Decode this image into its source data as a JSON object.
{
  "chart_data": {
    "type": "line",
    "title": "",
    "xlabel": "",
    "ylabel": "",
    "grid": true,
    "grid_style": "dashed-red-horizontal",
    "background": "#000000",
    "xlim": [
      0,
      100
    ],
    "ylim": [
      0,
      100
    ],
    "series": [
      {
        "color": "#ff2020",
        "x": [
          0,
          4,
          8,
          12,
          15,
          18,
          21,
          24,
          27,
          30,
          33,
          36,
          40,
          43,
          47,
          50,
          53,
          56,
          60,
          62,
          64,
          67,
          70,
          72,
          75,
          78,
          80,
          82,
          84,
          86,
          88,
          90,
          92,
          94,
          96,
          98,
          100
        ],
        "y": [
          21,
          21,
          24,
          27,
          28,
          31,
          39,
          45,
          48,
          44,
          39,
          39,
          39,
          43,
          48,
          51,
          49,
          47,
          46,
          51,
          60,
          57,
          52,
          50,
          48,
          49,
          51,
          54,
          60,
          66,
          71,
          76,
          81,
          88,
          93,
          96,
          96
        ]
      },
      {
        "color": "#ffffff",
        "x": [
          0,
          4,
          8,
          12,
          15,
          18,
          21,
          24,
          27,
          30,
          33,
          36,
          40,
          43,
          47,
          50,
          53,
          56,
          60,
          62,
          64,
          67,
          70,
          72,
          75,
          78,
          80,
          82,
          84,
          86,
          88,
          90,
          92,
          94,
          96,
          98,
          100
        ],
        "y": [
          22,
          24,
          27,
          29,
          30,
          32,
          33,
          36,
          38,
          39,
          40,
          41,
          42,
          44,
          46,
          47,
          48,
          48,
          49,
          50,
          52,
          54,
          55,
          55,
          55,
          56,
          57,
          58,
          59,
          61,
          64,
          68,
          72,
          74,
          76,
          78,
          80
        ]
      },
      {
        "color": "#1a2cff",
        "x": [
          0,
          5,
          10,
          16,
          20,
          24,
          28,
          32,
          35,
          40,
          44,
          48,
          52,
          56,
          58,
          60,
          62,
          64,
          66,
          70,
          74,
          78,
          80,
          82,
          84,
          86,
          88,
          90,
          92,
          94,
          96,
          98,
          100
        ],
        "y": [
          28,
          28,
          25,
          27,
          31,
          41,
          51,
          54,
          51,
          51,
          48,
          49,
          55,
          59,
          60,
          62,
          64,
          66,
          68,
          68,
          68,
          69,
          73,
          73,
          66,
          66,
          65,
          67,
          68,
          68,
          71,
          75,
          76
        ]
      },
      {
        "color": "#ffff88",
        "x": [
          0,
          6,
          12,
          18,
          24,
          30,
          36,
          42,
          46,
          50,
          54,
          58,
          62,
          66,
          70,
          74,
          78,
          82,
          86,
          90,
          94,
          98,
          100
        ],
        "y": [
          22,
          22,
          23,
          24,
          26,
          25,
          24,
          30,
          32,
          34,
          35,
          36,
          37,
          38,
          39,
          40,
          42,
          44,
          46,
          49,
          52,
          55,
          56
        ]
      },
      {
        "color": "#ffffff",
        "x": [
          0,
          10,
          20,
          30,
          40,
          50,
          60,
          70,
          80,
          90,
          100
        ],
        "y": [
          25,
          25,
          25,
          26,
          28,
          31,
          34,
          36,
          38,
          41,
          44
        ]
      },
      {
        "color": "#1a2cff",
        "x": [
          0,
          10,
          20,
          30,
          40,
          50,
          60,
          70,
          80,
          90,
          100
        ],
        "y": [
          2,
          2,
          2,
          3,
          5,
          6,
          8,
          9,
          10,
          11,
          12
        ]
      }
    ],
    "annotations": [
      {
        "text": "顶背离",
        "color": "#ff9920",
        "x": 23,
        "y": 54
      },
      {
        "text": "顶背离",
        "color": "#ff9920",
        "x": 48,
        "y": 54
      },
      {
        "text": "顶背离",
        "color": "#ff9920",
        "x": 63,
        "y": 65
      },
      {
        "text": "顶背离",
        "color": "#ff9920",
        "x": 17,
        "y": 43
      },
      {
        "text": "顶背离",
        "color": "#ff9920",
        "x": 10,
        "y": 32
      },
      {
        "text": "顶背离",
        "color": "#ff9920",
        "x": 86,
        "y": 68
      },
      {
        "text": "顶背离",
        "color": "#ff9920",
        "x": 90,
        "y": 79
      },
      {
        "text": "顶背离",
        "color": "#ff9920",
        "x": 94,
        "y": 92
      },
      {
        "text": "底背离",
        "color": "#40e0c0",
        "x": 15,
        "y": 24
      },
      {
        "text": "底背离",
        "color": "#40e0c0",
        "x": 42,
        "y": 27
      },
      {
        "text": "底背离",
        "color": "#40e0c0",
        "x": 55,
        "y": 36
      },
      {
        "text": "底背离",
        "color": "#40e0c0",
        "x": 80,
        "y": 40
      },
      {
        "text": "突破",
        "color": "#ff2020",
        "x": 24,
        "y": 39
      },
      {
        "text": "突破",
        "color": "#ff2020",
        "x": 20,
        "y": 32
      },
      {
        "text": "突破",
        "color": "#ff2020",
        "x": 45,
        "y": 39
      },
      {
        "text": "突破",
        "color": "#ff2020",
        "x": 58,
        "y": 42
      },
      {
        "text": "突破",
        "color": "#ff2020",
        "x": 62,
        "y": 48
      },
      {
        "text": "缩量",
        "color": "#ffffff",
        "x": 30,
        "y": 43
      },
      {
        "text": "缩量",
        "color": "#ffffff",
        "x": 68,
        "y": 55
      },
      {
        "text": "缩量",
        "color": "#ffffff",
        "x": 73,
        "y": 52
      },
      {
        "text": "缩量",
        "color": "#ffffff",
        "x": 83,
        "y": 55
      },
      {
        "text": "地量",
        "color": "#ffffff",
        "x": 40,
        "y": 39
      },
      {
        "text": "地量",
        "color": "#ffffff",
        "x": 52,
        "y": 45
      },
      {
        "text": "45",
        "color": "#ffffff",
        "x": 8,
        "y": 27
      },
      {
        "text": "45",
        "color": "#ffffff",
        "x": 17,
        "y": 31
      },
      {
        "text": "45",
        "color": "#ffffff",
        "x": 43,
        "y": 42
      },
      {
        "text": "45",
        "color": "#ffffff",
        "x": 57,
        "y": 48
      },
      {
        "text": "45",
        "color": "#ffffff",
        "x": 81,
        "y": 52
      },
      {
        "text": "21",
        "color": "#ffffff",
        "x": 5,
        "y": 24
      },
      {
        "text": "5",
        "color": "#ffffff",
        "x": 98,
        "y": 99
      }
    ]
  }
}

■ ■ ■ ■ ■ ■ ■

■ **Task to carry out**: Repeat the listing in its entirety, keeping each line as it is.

■ **Exercise answer**:
Decode this image into its source data as a JSON object.
{
  "chart_data": {
    "type": "line",
    "title": "",
    "xlabel": "",
    "ylabel": "",
    "grid": true,
    "grid_style": "dashed-red-horizontal",
    "background": "#000000",
    "xlim": [
      0,
      100
    ],
    "ylim": [
      0,
      100
    ],
    "series": [
      {
        "color": "#ff2020",
        "x": [
          0,
          4,
          8,
          12,
          15,
          18,
          21,
          24,
          27,
          30,
          33,
          36,
          40,
          43,
          47,
          50,
          53,
          56,
          60,
          62,
          64,
          67,
          70,
          72,
          75,
          78,
          80,
          82,
          84,
          86,
          88,
          90,
          92,
          94,
          96,
          98,
          100
        ],
        "y": [
          21,
          21,
          24,
          27,
          28,
          31,
          39,
          45,
          48,
          44,
          39,
          39,
          39,
          43,
          48,
          51,
          49,
          47,
          46,
          51,
          60,
          57,
          52,
          50,
          48,
          49,
          51,
          54,
          60,
          66,
          71,
          76,
          81,
          88,
          93,
          96,
          96
        ]
      },
      {
        "color": "#ffffff",
        "x": [
          0,
          4,
          8,
          12,
          15,
          18,
          21,
          24,
          27,
          30,
          33,
          36,
          40,
          43,
          47,
          50,
          53,
          56,
          60,
          62,
          64,
          67,
          70,
          72,
          75,
          78,
          80,
          82,
          84,
          86,
          88,
          90,
          92,
          94,
          96,
          98,
          100
        ],
        "y": [
          22,
          24,
          27,
          29,
          30,
          32,
          33,
          36,
          38,
          39,
          40,
          41,
          42,
          44,
          46,
          47,
          48,
          48,
          49,
          50,
          52,
          54,
          55,
          55,
          55,
          56,
          57,
          58,
          59,
          61,
          64,
          68,
          72,
          74,
          76,
          78,
          80
        ]
      },
      {
        "color": "#1a2cff",
        "x": [
          0,
          5,
          10,
          16,
          20,
          24,
          28,
          32,
          35,
          40,
          44,
          48,
          52,
          56,
          58,
          60,
          62,
          64,
          66,
          70,
          74,
          78,
          80,
          82,
          84,
          86,
          88,
          90,
          92,
          94,
          96,
          98,
          100
        ],
        "y": [
          28,
          28,
          25,
          27,
          31,
          41,
          51,
          54,
          51,
          51,
          48,
          49,
          55,
          59,
          60,
          62,
          64,
          66,
          68,
          68,
          68,
          69,
          73,
          73,
          66,
          66,
          65,
          67,
          68,
          68,
          71,
          75,
          76
        ]
      },
      {
        "color": "#ffff88",
        "x": [
          0,
          6,
          12,
          18,
          24,
          30,
          36,
          42,
          46,
          50,
          54,
          58,
          62,
          66,
          70,
          74,
          78,
          82,
          86,
          90,
          94,
          98,
          100
        ],
        "y": [
          22,
          22,
          23,
          24,
          26,
          25,
          24,
          30,
          32,
          34,
          35,
          36,
          37,
          38,
          39,
          40,
          42,
          44,
          46,
          49,
          52,
          55,
          56
        ]
      },
      {
        "color": "#ffffff",
        "x": [
          0,
          10,
          20,
          30,
          40,
          50,
          60,
          70,
          80,
          90,
          100
        ],
        "y": [
          25,
          25,
          25,
          26,
          28,
          31,
          34,
          36,
          38,
          41,
          44
        ]
      },
      {
        "color": "#1a2cff",
        "x": [
          0,
          10,
          20,
          30,
          40,
          50,
          60,
          70,
          80,
          90,
          100
        ],
        "y": [
          2,
          2,
          2,
          3,
          5,
          6,
          8,
          9,
          10,
          11,
          12
        ]
      }
    ],
    "annotations": [
      {
        "text": "顶背离",
        "color": "#ff9920",
        "x": 23,
        "y": 54
      },
      {
        "text": "顶背离",
        "color": "#ff9920",
        "x": 48,
        "y": 54
      },
      {
        "text": "顶背离",
        "color": "#ff9920",
        "x": 63,
        "y": 65
      },
      {
        "text": "顶背离",
        "color": "#ff9920",
        "x": 17,
        "y": 43
      },
      {
        "text": "顶背离",
        "color": "#ff9920",
        "x": 10,
        "y": 32
      },
      {
        "text": "顶背离",
        "color": "#ff9920",
        "x": 86,
        "y": 68
      },
      {
        "text": "顶背离",
        "color": "#ff9920",
        "x": 90,
        "y": 79
      },
      {
        "text": "顶背离",
        "color": "#ff9920",
        "x": 94,
        "y": 92
      },
      {
        "text": "底背离",
        "color": "#40e0c0",
        "x": 15,
        "y": 24
      },
      {
        "text": "底背离",
        "color": "#40e0c0",
        "x": 42,
        "y": 27
      },
      {
        "text": "底背离",
        "color": "#40e0c0",
        "x": 55,
        "y": 36
      },
      {
        "text": "底背离",
        "color": "#40e0c0",
        "x": 80,
        "y": 40
      },
      {
        "text": "突破",
        "color": "#ff2020",
        "x": 24,
        "y": 39
      },
      {
        "text": "突破",
        "color": "#ff2020",
        "x": 20,
        "y": 32
      },
      {
        "text": "突破",
        "color": "#ff2020",
        "x": 45,
        "y": 39
      },
      {
        "text": "突破",
        "color": "#ff2020",
        "x": 58,
        "y": 42
      },
      {
        "text": "突破",
        "color": "#ff2020",
        "x": 62,
        "y": 48
      },
      {
        "text": "缩量",
        "color": "#ffffff",
        "x": 30,
        "y": 43
      },
      {
        "text": "缩量",
        "color": "#ffffff",
        "x": 68,
        "y": 55
      },
      {
        "text": "缩量",
        "color": "#ffffff",
        "x": 73,
        "y": 52
      },
      {
        "text": "缩量",
        "color": "#ffffff",
        "x": 83,
        "y": 55
      },
      {
        "text": "地量",
        "color": "#ffffff",
        "x": 40,
        "y": 39
      },
      {
        "text": "地量",
        "color": "#ffffff",
        "x": 52,
        "y": 45
      },
      {
        "text": "45",
        "color": "#ffffff",
        "x": 8,
        "y": 27
      },
      {
        "text": "45",
        "color": "#ffffff",
        "x": 17,
        "y": 31
      },
      {
        "text": "45",
        "color": "#ffffff",
        "x": 43,
        "y": 42
      },
      {
        "text": "45",
        "color": "#ffffff",
        "x": 57,
        "y": 48
      },
      {
        "text": "45",
        "color": "#ffffff",
        "x": 81,
        "y": 52
      },
      {
        "text": "21",
        "color": "#ffffff",
        "x": 5,
        "y": 24
      },
      {
        "text": "5",
        "color": "#ffffff",
        "x": 98,
        "y": 99
      }
    ]
  }
}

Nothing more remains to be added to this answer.